The hyperparameters characterize prior expectations of amplitudes and spatial and temporal scales of RSL variability (Supplementary Table 2). These amplitudes and scales are estimated using a maximum-likelihood optimization. The nonlinear terms were characterized by three spatial scales (global, regional, and local) and two temporal scales (fast and slow). These different spatial and temporal scales allow RSL to be decomposed into common global, regional temporally linear, regional nonlinear, and local components.
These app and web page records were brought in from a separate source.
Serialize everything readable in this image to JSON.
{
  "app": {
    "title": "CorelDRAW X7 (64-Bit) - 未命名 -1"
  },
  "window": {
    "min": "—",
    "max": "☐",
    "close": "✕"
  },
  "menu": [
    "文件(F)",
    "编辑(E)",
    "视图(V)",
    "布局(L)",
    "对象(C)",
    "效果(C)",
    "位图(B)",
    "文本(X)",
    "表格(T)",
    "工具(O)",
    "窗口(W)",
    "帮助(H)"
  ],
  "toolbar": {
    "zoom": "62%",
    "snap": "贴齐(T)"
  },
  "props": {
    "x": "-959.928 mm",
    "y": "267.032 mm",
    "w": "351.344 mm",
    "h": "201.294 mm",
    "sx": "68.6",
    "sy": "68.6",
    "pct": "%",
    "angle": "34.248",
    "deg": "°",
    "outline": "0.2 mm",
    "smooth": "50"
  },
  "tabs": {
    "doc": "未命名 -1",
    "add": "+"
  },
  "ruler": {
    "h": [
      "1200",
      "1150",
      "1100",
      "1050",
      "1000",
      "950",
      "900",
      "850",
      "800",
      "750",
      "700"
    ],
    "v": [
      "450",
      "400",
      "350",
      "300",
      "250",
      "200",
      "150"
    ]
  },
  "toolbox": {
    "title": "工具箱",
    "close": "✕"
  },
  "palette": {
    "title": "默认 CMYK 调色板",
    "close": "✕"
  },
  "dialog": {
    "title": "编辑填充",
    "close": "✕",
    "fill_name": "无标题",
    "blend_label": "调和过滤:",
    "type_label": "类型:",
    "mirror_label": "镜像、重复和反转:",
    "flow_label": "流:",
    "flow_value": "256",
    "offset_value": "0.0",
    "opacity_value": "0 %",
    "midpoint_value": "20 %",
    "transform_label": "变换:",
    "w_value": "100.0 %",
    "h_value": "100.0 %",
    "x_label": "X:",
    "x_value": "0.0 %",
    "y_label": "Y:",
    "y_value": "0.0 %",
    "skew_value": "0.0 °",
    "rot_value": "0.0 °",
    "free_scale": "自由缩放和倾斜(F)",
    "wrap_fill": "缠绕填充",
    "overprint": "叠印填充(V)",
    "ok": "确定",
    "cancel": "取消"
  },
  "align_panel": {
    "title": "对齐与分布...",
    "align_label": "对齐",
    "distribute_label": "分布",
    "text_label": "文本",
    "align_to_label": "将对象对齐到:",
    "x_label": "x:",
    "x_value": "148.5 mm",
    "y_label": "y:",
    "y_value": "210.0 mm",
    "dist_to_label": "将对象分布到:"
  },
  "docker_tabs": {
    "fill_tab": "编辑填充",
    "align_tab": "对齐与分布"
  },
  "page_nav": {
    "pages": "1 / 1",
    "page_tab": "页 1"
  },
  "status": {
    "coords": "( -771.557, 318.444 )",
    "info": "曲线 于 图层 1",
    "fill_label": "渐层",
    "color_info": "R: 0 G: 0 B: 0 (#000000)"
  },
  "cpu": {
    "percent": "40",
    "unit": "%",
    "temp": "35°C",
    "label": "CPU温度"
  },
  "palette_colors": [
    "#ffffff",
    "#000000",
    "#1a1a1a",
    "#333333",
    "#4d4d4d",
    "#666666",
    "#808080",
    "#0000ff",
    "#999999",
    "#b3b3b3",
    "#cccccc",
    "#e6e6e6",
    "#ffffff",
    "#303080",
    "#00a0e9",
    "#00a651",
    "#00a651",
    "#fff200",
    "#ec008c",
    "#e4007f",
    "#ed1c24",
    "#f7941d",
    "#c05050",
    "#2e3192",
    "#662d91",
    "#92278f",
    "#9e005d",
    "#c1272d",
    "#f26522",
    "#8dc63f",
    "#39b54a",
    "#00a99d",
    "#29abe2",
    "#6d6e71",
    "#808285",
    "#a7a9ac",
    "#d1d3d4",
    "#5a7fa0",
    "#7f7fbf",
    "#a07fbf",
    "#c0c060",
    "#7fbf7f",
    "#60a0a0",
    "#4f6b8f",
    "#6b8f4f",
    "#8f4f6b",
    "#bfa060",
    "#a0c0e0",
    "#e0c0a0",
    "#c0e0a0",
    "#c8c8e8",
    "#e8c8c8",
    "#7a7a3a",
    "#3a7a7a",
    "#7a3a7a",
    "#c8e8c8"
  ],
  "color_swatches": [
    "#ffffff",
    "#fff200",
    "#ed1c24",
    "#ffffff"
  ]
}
As in Kopp et al.11 and Kemp et al.16, we apply a constraint on the model that mean global sea level over −100–100 CE is equal to mean global sea level over 1600–1800 CE because a constant global rate could also be interpreted as a regional linear trend (Supplementary Fig. 14). The decomposed components are used to produce Common Era sea-level budgets for northern New Jersey and five other sites along the U.S. Atlantic coast using 100-year average rates in 20-year timesteps to examine the evolving contribution of each component through time.

We also conduct several sensitivity tests on the model. We ran a sensitivity check to test the prior specifications by fixing the prior amplitudes for all nonlinear terms to be the same and then optimizing all of the hyperparameters; the objective is to maximize the log likelihood and in this case with new hyperparameter values, the posterior likelihood decreased (log likelihood changed from −10352 to −10438), and RSL trends remained largely consistent. Additionally, we assess the effect of initial values (within the upper to lower bounds) of each hyperparameter on the optimized maximum-likelihood values. We find that different initial values have very little influence on the optimized hyperparameters: differences in timescale estimates were <2 years, differences in length scale estimates were <0.03 degrees, and differences in prior SD were <0.3 cm. We also performed a “leave-one-site-out” cross-validation of the six study sites using the original optimized hyperparameters, individually removing the data from each site and predicting the RSL change at each site given the rest of the data. Overall the model is reasonably well calibrated with a coverage probability based on a “leave-one-site-out” validation of 88%. The mean error is −0.105 m, suggesting that the model tends to over predict on average and the mean absolute error is 0.165 m (Supplementary Table 4). Further, the rate predictions at the other five sites remained consistent and the uncertainties increased by <0.01 mm/yr (Supplementary Fig. 15). Therefore, the model results are generally robust to the removal of site data. Additionally, Supplementary Fig. 16 illustrates a comparison of RSL predictions for northern New Jersey using different model variations, including removing the northern New Jersey data and predicting RSL, using only the northern New Jersey data, and reoptimizing hyperparameters using only the northern New Jersey data.